Blackberries are a real treat and great for jams and desserts. The plants are very similar to raspberries, and grown the same way. Plants consist of thorny canes that grow perennially and bear fruit over the summer. Blackberries are either trailing, semi-trailing, or erect and require different spacing depending on the variety. Some people trellis trailing or semi-trailing varieties, but it isn’t always necessary. Allow fruit to fully ripen before harvesting.

Blackberries are self-fertile meaning the pollen of one cultivar can pollinate flowers of the same cultivar. Flowers must be pollinated to produce fruit, which about 90-95% of pollination is done by bees. Plant far away from wild blackberries which may carry viruses.


Prefer full sun. Will grow in some shade, but produce less fruit.


Prefers fertile, well-draining soil, such as sandy loam. Use compost to amend soil.
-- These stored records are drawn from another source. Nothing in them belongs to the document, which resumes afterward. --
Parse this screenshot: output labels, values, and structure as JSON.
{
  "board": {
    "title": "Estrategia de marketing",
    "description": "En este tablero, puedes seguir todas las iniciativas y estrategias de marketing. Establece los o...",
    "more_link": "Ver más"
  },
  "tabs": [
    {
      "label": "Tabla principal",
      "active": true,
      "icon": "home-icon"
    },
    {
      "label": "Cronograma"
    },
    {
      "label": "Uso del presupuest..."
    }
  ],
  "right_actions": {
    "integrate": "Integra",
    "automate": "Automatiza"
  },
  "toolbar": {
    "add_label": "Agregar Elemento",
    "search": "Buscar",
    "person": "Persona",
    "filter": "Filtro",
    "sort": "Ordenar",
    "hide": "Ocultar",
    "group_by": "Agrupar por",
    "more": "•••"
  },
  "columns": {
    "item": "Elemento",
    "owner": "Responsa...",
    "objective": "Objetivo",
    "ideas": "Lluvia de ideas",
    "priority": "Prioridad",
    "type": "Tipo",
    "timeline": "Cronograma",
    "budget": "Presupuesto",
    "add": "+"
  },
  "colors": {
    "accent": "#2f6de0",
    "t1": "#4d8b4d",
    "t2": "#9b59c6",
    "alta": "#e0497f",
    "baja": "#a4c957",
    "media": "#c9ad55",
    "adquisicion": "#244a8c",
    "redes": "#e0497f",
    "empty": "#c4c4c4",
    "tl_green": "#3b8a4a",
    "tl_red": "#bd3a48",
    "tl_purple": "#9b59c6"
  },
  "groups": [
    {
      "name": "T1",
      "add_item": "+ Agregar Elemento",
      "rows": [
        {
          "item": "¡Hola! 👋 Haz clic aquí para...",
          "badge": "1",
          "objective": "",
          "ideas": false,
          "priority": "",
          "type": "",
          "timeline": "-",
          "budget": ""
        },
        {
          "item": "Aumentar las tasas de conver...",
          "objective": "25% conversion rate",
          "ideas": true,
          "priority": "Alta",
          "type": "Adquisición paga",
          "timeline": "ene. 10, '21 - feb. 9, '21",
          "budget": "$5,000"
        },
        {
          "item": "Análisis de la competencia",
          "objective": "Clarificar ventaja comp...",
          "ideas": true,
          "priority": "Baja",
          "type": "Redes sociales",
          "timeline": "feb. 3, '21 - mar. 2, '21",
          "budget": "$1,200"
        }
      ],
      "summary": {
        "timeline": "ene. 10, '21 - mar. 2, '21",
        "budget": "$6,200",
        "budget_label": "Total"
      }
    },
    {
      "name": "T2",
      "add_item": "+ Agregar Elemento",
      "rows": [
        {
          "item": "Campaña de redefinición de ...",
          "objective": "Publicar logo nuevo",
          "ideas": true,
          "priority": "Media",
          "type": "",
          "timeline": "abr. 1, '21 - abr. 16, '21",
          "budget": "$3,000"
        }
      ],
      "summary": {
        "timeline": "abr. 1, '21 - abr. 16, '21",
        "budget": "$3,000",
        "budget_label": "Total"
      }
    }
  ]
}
Dig a hole wider than the root ball, but at the same depth as the container it is in. Best to plant in a narrow hedgerow. For spacing, plant semi-erect cultivars 5-6 ft apart, erect cultivars 3 ft apart, and trailing varieties 5-8 ft apart.


Provide 2-4 inches of mulch to cool the soil, conserve moisture, and prevent weeds.


Fertilize with a balanced 10-10-10 fertilizer, such as Espoma Garden Food, according to directions.


Water well after planting and supplement water as necessary to keep soil moderately moist, but not too wet.


Weeding throughout the summer helps increase yields.


Blackberries generally have minimal pest and disease issues.

Japanese beetles can cause damage to the leaves. Refer to the article on Japanese Beetles for more information and treatment.

A recent pest of concern is the Spotted Wing Drosophila, which has been spreading across Wisconsin since 2010. It is an invasive species of fruit fly that lays eggs in ripening fruit that develop into tiny white larvae. Fruit tends to rot quickly and white larvae can be seen inside the fruit tissue. Be on the lookout for developing larvae, and if you suspect it’s presence you can submit a sample to the UW-Madison Insect Diagnostic Lab by following directions here. More information and ways to monitor can be found on the UW Extension website.

Blackberries at America's Best Flowers
Triple CrownSemi-trailing, thornless canes produce extra large berries with great flavor. Low-maintenance plants produce berries for about 5 weeks.